● ACTIVITY
Your task is to filter the data below down to the lines holding "content".
**** AVAILABLE DATA
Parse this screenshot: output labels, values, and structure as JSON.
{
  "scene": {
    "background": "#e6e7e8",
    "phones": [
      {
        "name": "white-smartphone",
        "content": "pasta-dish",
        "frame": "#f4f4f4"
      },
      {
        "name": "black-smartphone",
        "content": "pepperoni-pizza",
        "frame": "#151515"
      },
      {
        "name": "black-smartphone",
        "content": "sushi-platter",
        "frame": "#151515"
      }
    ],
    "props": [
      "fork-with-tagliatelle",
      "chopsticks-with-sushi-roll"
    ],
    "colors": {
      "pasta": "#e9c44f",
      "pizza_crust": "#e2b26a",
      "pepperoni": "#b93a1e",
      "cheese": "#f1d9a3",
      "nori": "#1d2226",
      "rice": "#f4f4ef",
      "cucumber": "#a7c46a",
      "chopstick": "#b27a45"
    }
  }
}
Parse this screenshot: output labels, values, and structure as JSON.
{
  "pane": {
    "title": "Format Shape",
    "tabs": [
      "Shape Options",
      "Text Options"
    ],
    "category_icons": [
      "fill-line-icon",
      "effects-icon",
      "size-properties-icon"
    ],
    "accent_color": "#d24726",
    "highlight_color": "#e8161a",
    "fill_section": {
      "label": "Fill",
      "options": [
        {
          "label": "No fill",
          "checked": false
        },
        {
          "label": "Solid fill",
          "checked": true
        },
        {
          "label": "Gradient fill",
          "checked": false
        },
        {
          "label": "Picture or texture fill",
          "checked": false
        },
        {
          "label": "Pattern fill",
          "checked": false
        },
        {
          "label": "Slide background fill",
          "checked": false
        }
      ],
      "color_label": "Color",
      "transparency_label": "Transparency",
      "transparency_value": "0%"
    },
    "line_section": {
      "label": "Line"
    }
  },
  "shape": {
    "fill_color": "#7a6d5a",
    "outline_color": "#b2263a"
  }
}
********
● RESPONSE TO THE EXERCISE
        "content": "pasta-dish",
        "content": "pepperoni-pizza",
        "content": "sushi-platter",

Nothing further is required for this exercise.